Aura Lounasmaa · 1,934 views today · I am part of a team of academics teaching a course to residents in the Calais Jungle, a camp for migrants and refugees outside the French city. Life Stories in the Jungle has...
Today I Rise: This Beautiful Short Film Is Like a Love Poem For Your Heart and Soul
4 min · 1,666 views today · "The world is missing what I am ready to give: My Wisdom, My Sweetness, My Love and My hunger for Peace." "Where are you? Where are you, little girl with broken wings but full...
My Cuba - An Intimate Look at the Pleasures and Struggles of 6 Different People's Cuba
150 min · 1,267 views today · Cuba - diverse, vibrant and complex - is undergoing immense change. But what does it mean to be Cuban in this time of change? Six people. Six films. From the comedy and ballet...
What Makes Call-Out Culture So Toxic
Asam Ahmad · 1,122 views today · Call-out culture refers to the tendency among progressives, radicals, activists, and community organizers to publicly name instances or patterns of oppressive behaviour and...
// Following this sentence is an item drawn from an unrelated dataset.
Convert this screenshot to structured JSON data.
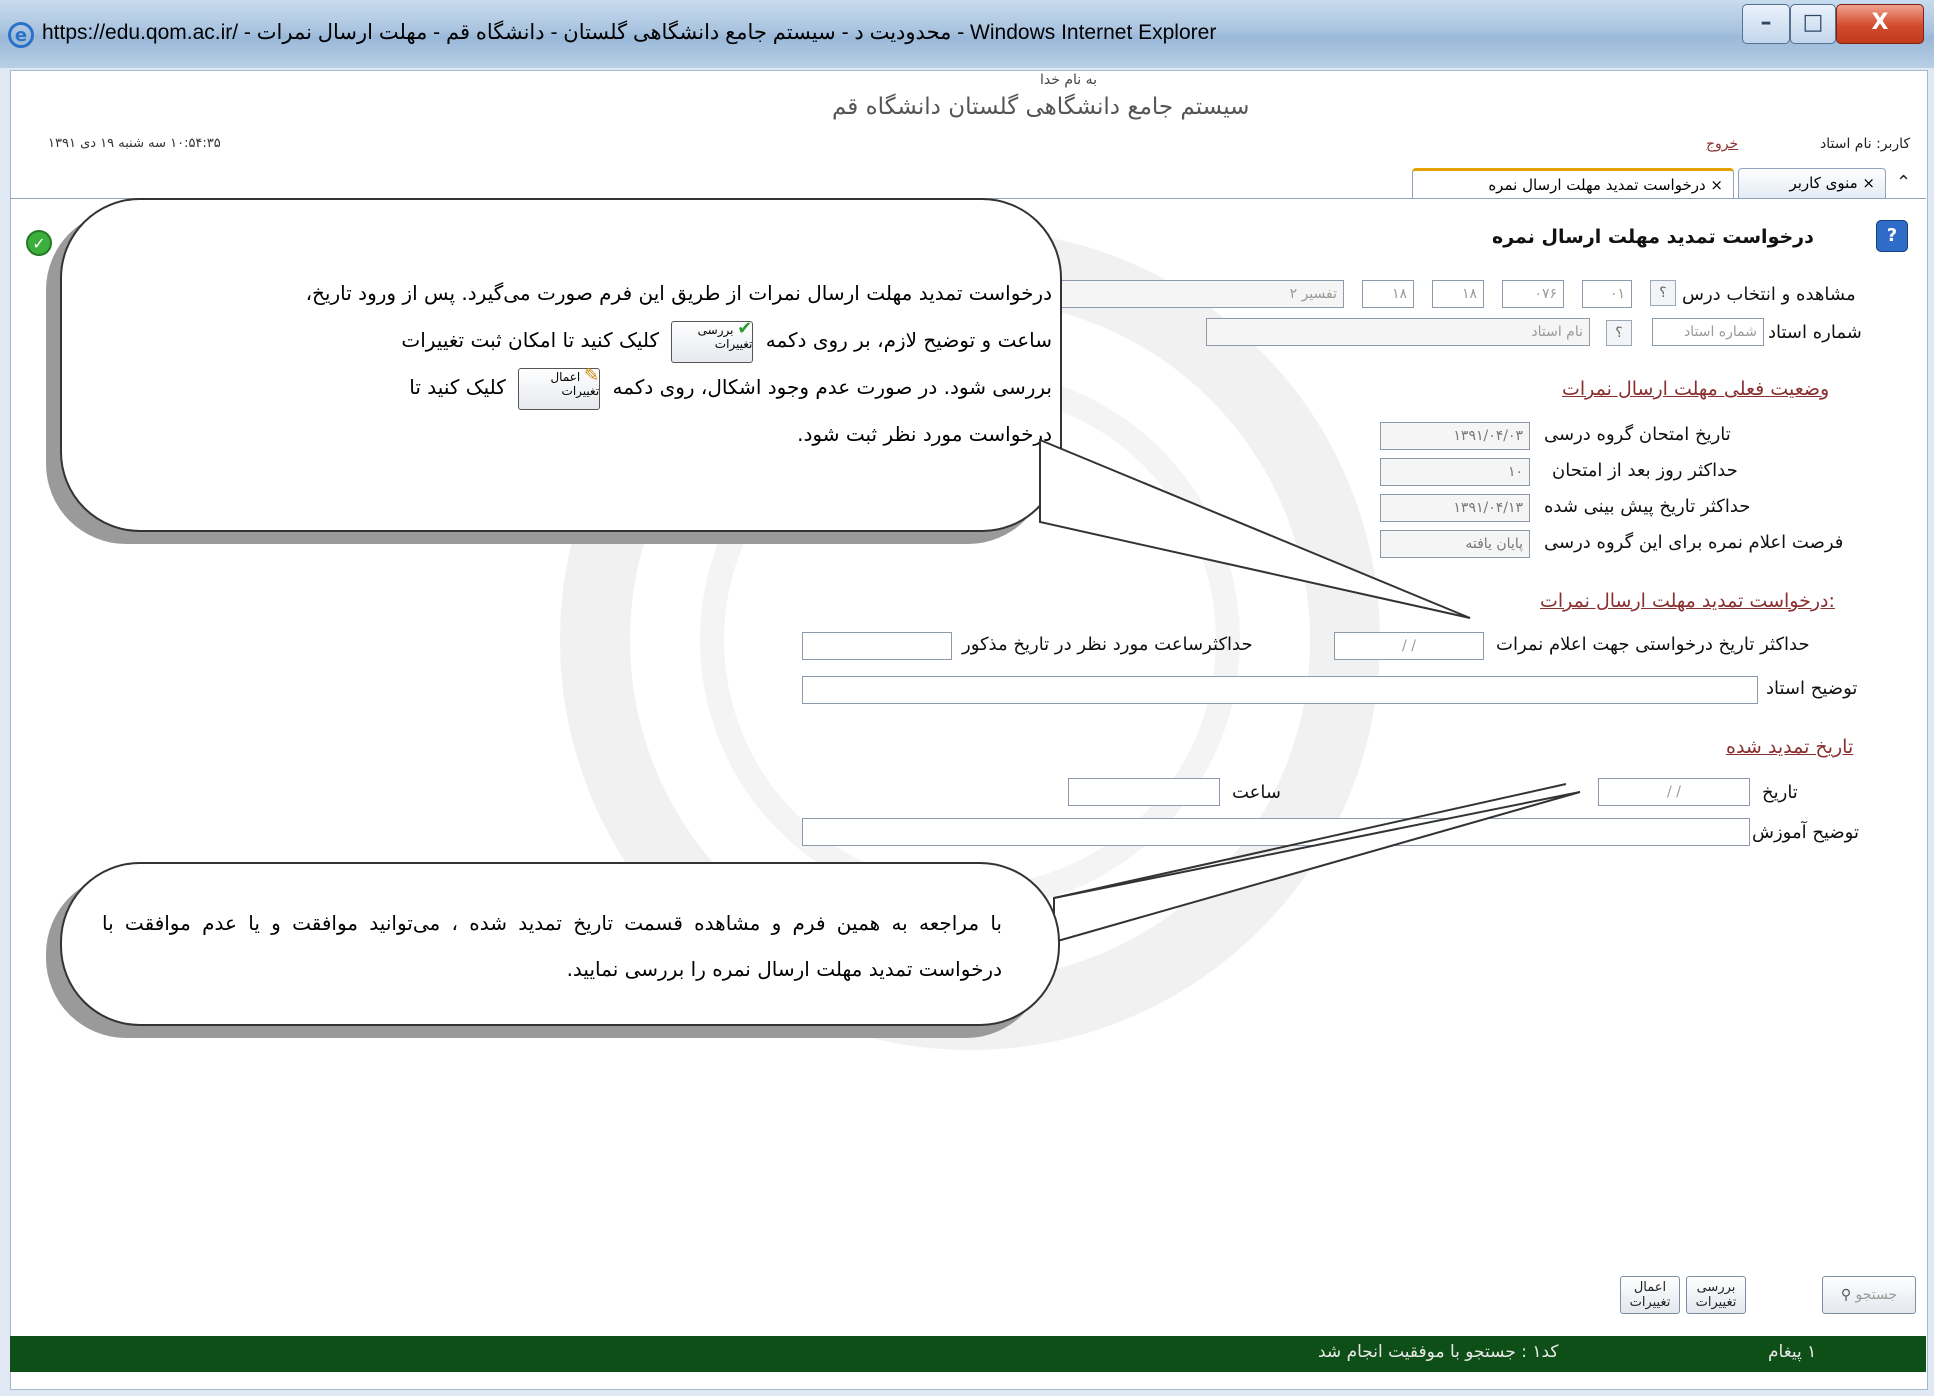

Our Obsession With 'Good Immigrants' Breeds Intolerance
2 min · 939 views today · Society sets the bar so high to become a 'good immigrant', argues writer Nikesh Shukla, that normal immigrants are demonised. He says non-Brits in the public eye have a simple...
Planet Earth II Could Be Best Nature Doc Ever Made
3 min · 932 views today · 10 years ago Planet Earth changed our view of the world. Now we take you closer than ever before. This is life in all its wonder. This is Planet Earth II. A decade ago, the...
John Lennon's "Imagine," Made Into a Comic Strip
John Lennon. Art by Pablo Stanley · 579 views today · This is easily the best comic strip ever made.  Pabl
The White Man in That Photo
Riccardo Gazzaniga · 573 views today · Sometimes photographs deceive. Take this one, for example. It represents John Carlos and Tommie Smith’s rebellious gesture the day they won medals for the 200 meters at the...
Bird Watching on Lesvos Island - A Poetic Call to Stand With Refugees
3 min · 535 views today · Born in Darfur, Sudan and raised in Philadelphia, Emi Mahmoud is the 2015 World Poetry Slam Champion and the Women of the World co-Champion of 2016. From a young age Emi...
Schooling the World (2010)
66 min · 423 views today · If you wanted to change an ancient culture in a generation, how would you do it? You would change the way it educates its children. The U.S. Government knew this in the 19th...
Sex, Lies and America's Deplorable Democracy
Peter Bloom · 392 views today · The country’s political system is increasing rotting from the outside in and the inside out—a disintegration exemplified by the respective nomination of these two candidates...
Load More
Like us on Facebook?
6 Reasons Female Nudity Can be Powerful